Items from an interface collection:

**********

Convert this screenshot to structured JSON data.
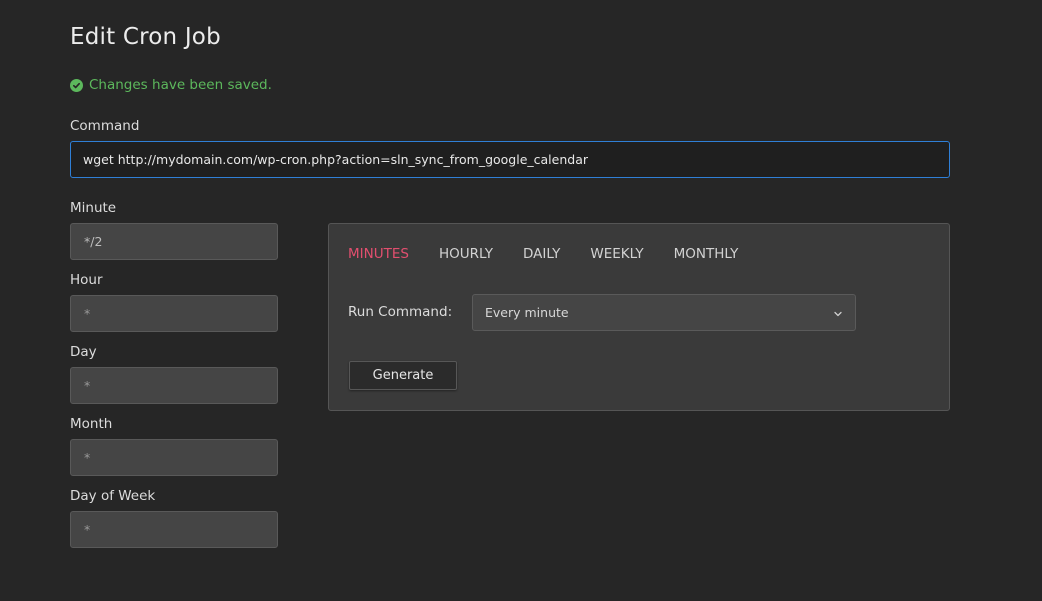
{
  "page": {
    "title": "Edit Cron Job"
  },
  "notice": {
    "text": "Changes have been saved.",
    "icon": "check-circle-icon",
    "color": "#5cb85c"
  },
  "command": {
    "label": "Command",
    "value": "wget http://mydomain.com/wp-cron.php?action=sln_sync_from_google_calendar"
  },
  "fields": {
    "minute": {
      "label": "Minute",
      "value": "*/2"
    },
    "hour": {
      "label": "Hour",
      "placeholder": "*"
    },
    "day": {
      "label": "Day",
      "placeholder": "*"
    },
    "month": {
      "label": "Month",
      "placeholder": "*"
    },
    "day_of_week": {
      "label": "Day of Week",
      "placeholder": "*"
    }
  },
  "generator": {
    "tabs": [
      {
        "label": "MINUTES",
        "active": true
      },
      {
        "label": "HOURLY",
        "active": false
      },
      {
        "label": "DAILY",
        "active": false
      },
      {
        "label": "WEEKLY",
        "active": false
      },
      {
        "label": "MONTHLY",
        "active": false
      }
    ],
    "run_label": "Run Command:",
    "select_value": "Every minute",
    "generate_label": "Generate",
    "active_tab_color": "#e34f6f"
  }
}
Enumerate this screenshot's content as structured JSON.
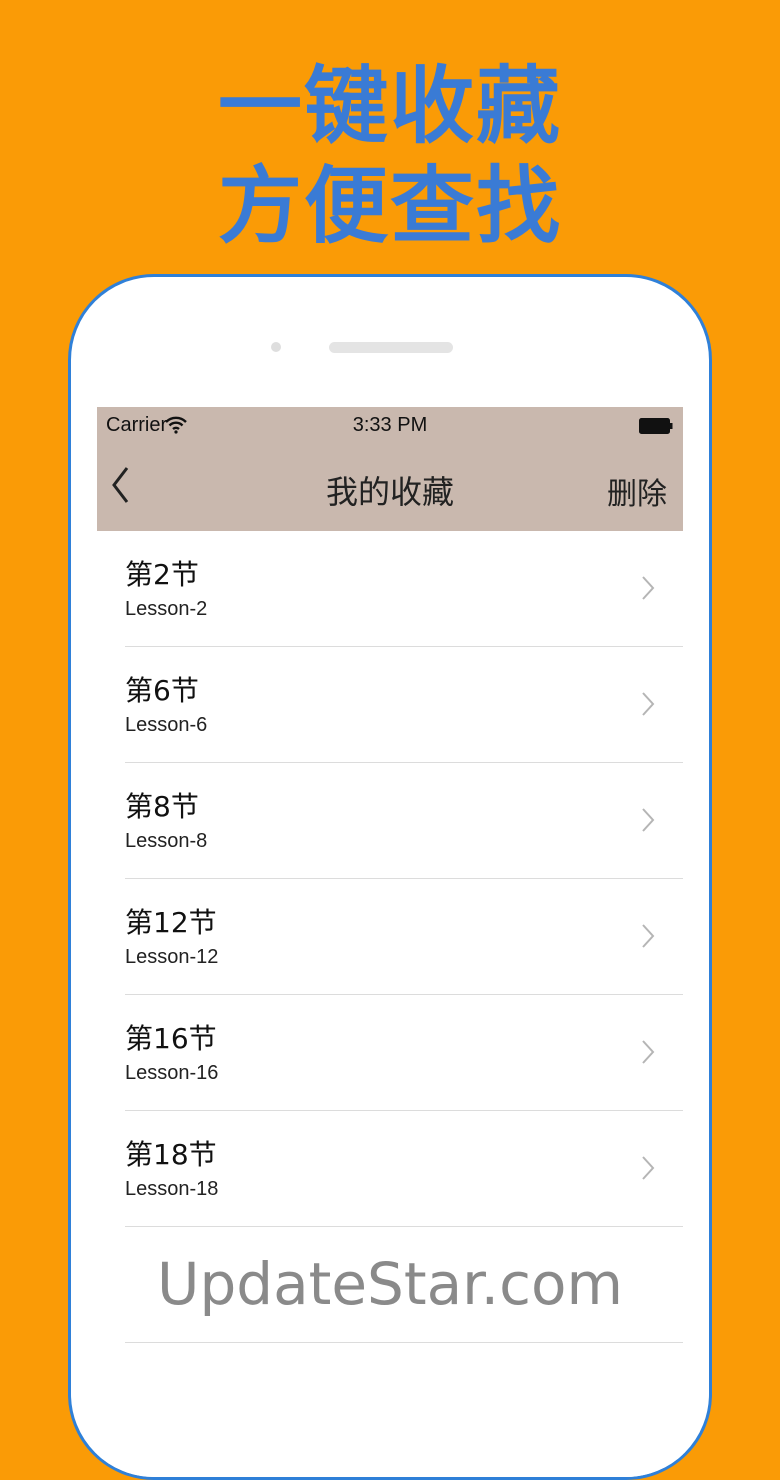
{
  "promo": {
    "line1": "一键收藏",
    "line2": "方便查找"
  },
  "status_bar": {
    "carrier": "Carrier",
    "time": "3:33 PM"
  },
  "nav": {
    "title": "我的收藏",
    "delete_label": "删除"
  },
  "favorites": [
    {
      "title": "第2节",
      "subtitle": "Lesson-2"
    },
    {
      "title": "第6节",
      "subtitle": "Lesson-6"
    },
    {
      "title": "第8节",
      "subtitle": "Lesson-8"
    },
    {
      "title": "第12节",
      "subtitle": "Lesson-12"
    },
    {
      "title": "第16节",
      "subtitle": "Lesson-16"
    },
    {
      "title": "第18节",
      "subtitle": "Lesson-18"
    }
  ],
  "watermark": "UpdateStar.com",
  "colors": {
    "background": "#FA9B06",
    "headline": "#3A7BD5",
    "phone_border": "#2F80D8",
    "nav_bar": "#C9B8AE"
  }
}
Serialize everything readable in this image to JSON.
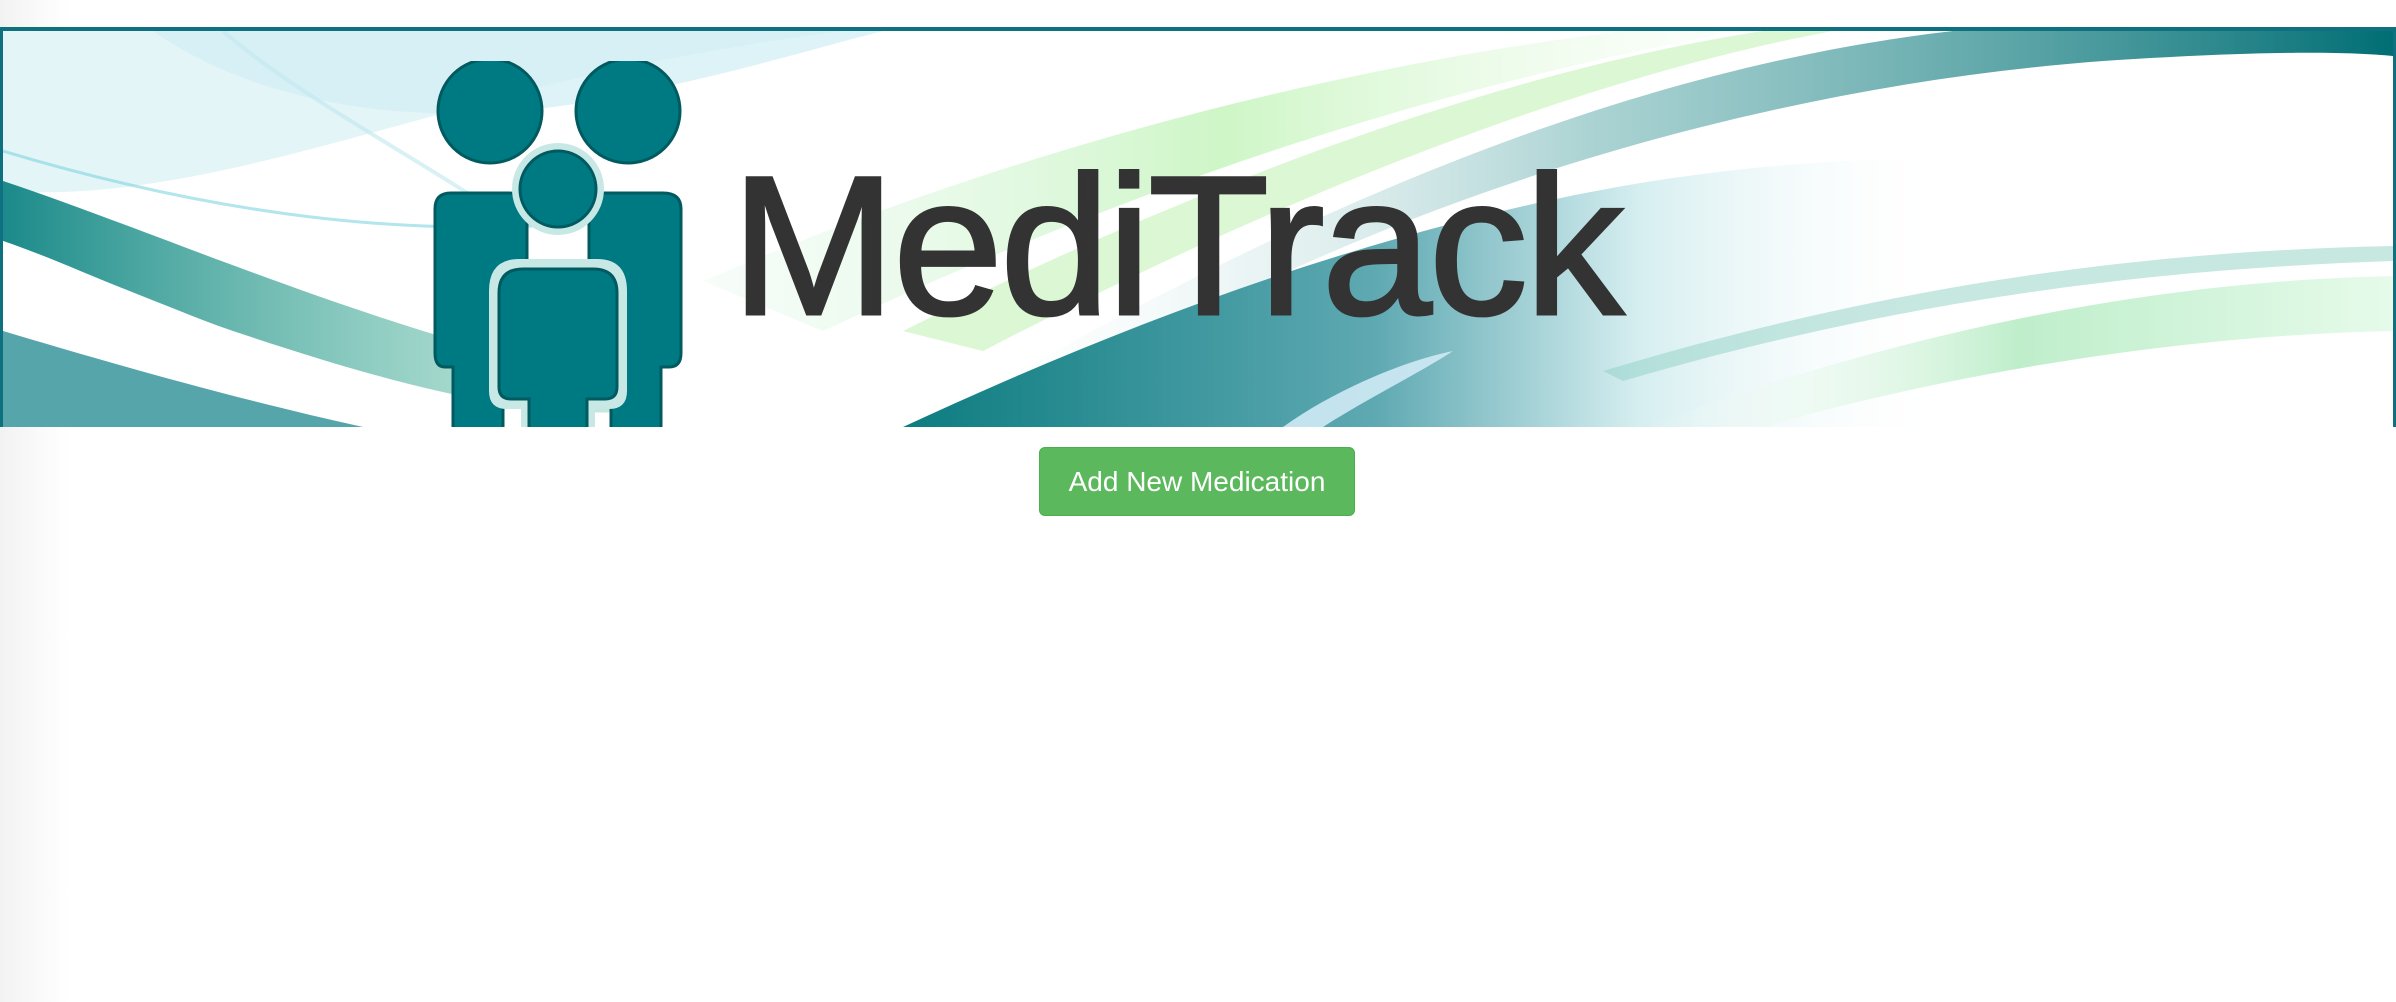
{
  "header": {
    "brand_name": "MediTrack",
    "logo_icon": "family-icon",
    "accent_color": "#007a82",
    "border_color": "#0f7080"
  },
  "main": {
    "add_button_label": "Add New Medication",
    "add_button_color": "#5cb85c"
  }
}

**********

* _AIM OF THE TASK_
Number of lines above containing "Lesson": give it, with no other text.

* _EXERCISE RESULT_
6